We have distance 4 in the left-most pair, distance 2 in the next pair, distance 6 in the third pair, ignoring the distances in front and between the pairs.

**Proof.** I claim that if you give your opponent a position like
that, then he or she cannot give you back a position like that, and
furthermore, you can give a position like that back again. If your
opponent removes a stone, then you can remove the other one in that
pair. If your opponent moves the lead stone on a pair, then you can
move the trailing stone. If your opponent moves the trailing stone
on a pair, then either you can move it again, unless that pair is
now adjacent, in which case you can remove both. And if your
opponent removes two adjacent stones, then they must have been from
different pairs (since adjacent is not even distance), which would
cause the new spacing to be the former odd number plus another odd
number plus 2, so an even number of empty squares between, and so
you can move the trailing end stone up one square to make an odd
number of empty squares between and hence an even distance between
the new endpoints. Thus, you can maintain this even-distance
property, and your opponent cannot attain it; since the winning
move is moving to the empty position, which has all even distances,
you will win. $\Box$

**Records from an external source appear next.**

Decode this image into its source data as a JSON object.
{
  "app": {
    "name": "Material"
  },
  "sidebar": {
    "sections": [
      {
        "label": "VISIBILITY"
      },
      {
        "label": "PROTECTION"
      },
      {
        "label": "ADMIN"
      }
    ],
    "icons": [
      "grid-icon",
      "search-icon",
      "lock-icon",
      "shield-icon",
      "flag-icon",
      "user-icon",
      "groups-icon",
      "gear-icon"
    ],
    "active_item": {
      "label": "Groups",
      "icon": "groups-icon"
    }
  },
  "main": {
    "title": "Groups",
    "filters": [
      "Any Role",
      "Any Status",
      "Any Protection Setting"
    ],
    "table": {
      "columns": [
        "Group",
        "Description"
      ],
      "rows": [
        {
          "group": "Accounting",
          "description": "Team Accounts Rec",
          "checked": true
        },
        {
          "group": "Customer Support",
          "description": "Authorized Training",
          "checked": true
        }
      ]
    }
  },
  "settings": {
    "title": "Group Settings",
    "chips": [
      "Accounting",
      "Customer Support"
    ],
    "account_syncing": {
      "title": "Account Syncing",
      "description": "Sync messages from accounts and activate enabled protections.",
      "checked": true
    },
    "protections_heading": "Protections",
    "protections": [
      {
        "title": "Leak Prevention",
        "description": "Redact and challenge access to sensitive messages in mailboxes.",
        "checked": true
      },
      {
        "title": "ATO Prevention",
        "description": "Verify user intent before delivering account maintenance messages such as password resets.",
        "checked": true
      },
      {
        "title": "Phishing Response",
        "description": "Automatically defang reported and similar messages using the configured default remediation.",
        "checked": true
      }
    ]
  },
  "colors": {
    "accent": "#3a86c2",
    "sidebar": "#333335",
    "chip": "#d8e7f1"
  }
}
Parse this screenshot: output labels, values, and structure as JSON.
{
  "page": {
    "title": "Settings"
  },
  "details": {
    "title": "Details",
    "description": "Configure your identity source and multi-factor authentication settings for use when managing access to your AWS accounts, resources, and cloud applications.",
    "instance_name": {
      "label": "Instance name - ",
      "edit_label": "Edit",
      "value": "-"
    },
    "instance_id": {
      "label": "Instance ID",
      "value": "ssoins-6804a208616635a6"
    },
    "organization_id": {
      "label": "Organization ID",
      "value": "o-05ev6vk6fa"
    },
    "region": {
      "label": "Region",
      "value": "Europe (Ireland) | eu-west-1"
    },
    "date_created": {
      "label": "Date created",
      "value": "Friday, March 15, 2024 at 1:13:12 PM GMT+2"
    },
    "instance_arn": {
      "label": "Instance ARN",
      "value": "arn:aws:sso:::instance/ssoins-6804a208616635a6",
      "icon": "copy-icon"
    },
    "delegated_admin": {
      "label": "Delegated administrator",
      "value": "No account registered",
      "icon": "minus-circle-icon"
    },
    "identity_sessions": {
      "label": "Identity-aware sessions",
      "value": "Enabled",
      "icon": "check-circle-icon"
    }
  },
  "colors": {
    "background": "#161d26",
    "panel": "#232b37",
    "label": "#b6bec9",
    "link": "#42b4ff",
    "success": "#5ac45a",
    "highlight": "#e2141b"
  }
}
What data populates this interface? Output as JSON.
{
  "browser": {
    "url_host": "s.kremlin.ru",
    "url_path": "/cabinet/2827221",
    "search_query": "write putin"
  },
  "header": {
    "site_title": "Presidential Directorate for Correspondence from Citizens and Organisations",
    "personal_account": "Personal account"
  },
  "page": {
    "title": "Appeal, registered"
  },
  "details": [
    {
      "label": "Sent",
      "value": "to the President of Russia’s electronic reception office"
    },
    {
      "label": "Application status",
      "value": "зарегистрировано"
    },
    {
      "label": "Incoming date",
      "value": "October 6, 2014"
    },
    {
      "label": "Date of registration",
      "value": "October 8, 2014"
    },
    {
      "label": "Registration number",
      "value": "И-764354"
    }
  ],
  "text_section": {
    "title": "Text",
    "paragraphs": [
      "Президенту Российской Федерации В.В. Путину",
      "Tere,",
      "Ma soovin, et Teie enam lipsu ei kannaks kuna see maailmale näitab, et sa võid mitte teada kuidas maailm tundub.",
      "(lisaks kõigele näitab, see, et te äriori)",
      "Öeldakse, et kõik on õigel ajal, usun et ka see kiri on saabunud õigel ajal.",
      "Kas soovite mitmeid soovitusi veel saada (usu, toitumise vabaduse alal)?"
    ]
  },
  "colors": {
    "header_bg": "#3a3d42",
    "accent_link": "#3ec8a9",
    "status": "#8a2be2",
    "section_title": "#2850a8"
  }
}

What I wonder is whether there is a similarly easy to describe strategy that solves the general game.